Let’s face it, the holiday season can be a nightmare. Long lines at the local Best Buy, house cleaning and decorating, and the inevitable bulldozer effect on the soul that comes from hanging around your in-laws for too many hours. Christmas, for all of it’s supposed “ho, ho, ho” magic can often become a “ho hum” affair. Enter “Krampus,” the latest film from “Trick ‘r Treat” director Michael Dougherty. Delightfully campy and scary, this fun take on Kris Kringle’s evil doppelganger is effective counter-programming for those cheerful holiday folk looking to escape another rerun of “How The Grinch Stole Christmas.”
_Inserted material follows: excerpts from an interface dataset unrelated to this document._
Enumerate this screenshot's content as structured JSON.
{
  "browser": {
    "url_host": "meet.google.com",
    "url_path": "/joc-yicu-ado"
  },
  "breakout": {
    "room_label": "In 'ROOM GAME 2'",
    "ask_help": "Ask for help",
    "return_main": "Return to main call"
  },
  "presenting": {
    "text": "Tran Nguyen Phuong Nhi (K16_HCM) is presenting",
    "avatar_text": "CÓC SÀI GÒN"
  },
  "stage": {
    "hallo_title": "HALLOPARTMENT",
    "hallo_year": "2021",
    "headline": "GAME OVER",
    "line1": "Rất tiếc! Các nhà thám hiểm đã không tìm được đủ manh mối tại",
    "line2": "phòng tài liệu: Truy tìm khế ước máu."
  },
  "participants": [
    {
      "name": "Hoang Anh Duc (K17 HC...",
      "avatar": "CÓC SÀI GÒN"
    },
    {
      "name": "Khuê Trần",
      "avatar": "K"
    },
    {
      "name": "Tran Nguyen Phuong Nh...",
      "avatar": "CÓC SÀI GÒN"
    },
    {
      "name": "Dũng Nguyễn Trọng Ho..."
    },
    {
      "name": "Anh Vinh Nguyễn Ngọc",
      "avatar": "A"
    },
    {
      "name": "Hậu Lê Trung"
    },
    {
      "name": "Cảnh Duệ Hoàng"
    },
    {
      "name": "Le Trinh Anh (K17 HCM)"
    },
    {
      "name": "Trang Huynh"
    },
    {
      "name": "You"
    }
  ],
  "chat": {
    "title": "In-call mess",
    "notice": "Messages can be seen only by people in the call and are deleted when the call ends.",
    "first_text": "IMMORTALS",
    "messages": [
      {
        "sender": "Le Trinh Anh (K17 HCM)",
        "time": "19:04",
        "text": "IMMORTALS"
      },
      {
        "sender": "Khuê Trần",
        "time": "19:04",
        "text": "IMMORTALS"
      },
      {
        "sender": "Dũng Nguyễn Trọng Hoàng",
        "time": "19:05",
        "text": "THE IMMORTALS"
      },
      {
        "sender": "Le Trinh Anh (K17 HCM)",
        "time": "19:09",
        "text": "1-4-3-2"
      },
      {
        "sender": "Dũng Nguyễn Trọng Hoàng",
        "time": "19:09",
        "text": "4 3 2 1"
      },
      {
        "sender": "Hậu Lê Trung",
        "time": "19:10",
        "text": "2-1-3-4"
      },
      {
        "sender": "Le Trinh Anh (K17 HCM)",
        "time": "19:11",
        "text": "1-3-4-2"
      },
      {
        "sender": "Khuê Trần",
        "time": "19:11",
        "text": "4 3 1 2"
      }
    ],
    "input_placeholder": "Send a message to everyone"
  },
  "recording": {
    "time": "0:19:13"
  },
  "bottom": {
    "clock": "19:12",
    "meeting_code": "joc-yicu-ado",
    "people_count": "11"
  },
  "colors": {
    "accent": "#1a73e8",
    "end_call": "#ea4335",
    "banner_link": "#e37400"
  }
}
“Krampus” opens with a slice of pure Americana. In beautiful slow motion, we watch as a deluge of savage deal seeking consumers blow past three meager store clerks en route to purchasing countless Christmas gifts at what can only be a Target or Walmart-type retailer. It is a scene of pure evil far greater than any of the horrors that come later in the story. But this eye-opening prologue is just for its shock factor I suppose.
As far as the actual story is concerned, the film follows a hopeful young tyke named Max (Emjay Anthony) and his stressed out family headed by his father Tom (Adam Scott) and mother Sarah (Toni Colette). While Max might still be in the holiday spirit, his family’s constant bickering is finally starting to crack his demeanor. The arrival of his Pennsylvania redneck cousins proves to be the final straw for the kid. Max tears up the letter he was hoping to send to Santa, only to unleash a demonic force intent on punishing non-believers of Christmas. After a freak snow storm cuts the neighborhood’s power, this extended family must bind together to defeat an unstoppable evil presence.
For a film primarily contained to a single household, the ensemble cast is exceptional in driving a lot of the film’s entertaining moments. Emjay Anthony as the cherubic Max is the real star of the show. He charmingly and effortlessly switches between a playful firebrand and stoic mediator. Adam Scott (Knocked Up) and Toni Collette (The Sixth Sense) deliver equally great performances as squabbling but affectionate parents. David Koechner’s (The Office) Uncle Howard draws the majority of the laughs, courtesy of his boorish one-liners… most of which revolve around hunting, boozing, or his Hummer. Equally funny is Conchata Ferrell (Two and a Half Men) as the alcoholic Aunt Dorothy who’d rather be pounding peppermint schnapps than doing just about anything else.
Director Dougherty’s depiction of Krampus as some sort of mutant cross between a Victorian era bum to something straight out of the bowels of Lord of the Rings, is both chilling and comical. This campy/horror/comedy hybrid genre that writers Todd Casey, Michael Dougherty, and Zach Shields create works well throughout the film. There is just enough light relief sprinkled in along with all the dramatic tension. And when dealing with countless murderous gingerbread men, shark-toothed teddy bears and demonic elves, it’s important to work in some slap-stick relief. It is Christmas after all!
There comes a time in every kid’s life where they begin to lose faith in the holidays. Maybe it’s the realization that Santa might not actually be a present-delivering North Pole denizen. Maybe it’s having to deal with your crazy in-laws one too many years in a row. Maybe it’s the inevitable emotional shift from the excitement of youthful gift getting to the inevitability of dolling out large wads of cash in adulthood. There are many reasons why one loses faith, but never has an eroding-away of the Christmas spirit been so gleefully depicted on the silver screen.
As someone who has seen his faith in the holidays dwindle over the years, I’ll definitely make sure to beware who or what comes crashing down my chimney this 25th of December.